BEGIN DATA SHOWN

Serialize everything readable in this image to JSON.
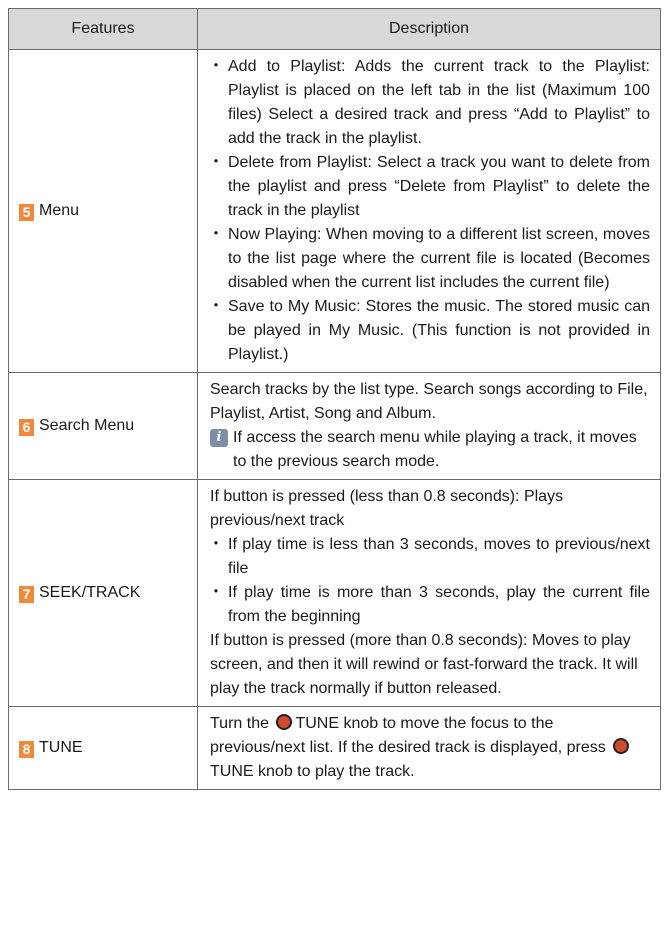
{
  "header": {
    "features": "Features",
    "description": "Description"
  },
  "rows": [
    {
      "number": "5",
      "feature": "Menu",
      "bullets": [
        "Add to Playlist: Adds the current track to the Playlist: Playlist is placed on the left tab in the list (Maximum 100 files) Select a desired track and press “Add to Playlist” to add the track in the playlist.",
        "Delete from Playlist: Select a track you want to delete from the playlist and press “Delete from Playlist” to delete the track in the playlist",
        "Now Playing: When moving to a different list screen, moves to the list page where the current file is located (Becomes disabled when the current list includes the current file)",
        "Save to My Music: Stores the music. The stored music can be played in My Music. (This function is not provided in Playlist.)"
      ]
    },
    {
      "number": "6",
      "feature": "Search Menu",
      "text": "Search tracks by the list type. Search songs according to File, Playlist, Artist, Song and Album.",
      "note_icon": "i",
      "note": "If access the search menu while playing a track, it moves to the previous search mode."
    },
    {
      "number": "7",
      "feature": "SEEK/TRACK",
      "text1": "If button is pressed (less than 0.8 seconds): Plays previous/next track",
      "bullets": [
        "If play time is less than 3 seconds, moves to previous/next file",
        "If play time is more than 3 seconds, play the current file from the beginning"
      ],
      "text2": "If button is pressed (more than 0.8 seconds): Moves to play screen, and then it will rewind or fast-forward the track. It will play the track normally if button released."
    },
    {
      "number": "8",
      "feature": "TUNE",
      "part1": "Turn the",
      "knob_label_1": "TUNE",
      "part2": "knob to move the focus to the previous/next list. If the desired track is displayed, press",
      "knob_label_2": "TUNE",
      "part3": "knob to play the track."
    }
  ],
  "colors": {
    "number_badge": "#f1893a",
    "header_bg": "#d9d9d9",
    "note_icon": "#7b8fa8",
    "knob": "#d24a2e"
  }
}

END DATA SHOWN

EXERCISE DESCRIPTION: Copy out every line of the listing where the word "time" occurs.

ANSWER FOR THE TASK:
        "If play time is less than 3 seconds, moves to previous/next file",
        "If play time is more than 3 seconds, play the current file from the beginning"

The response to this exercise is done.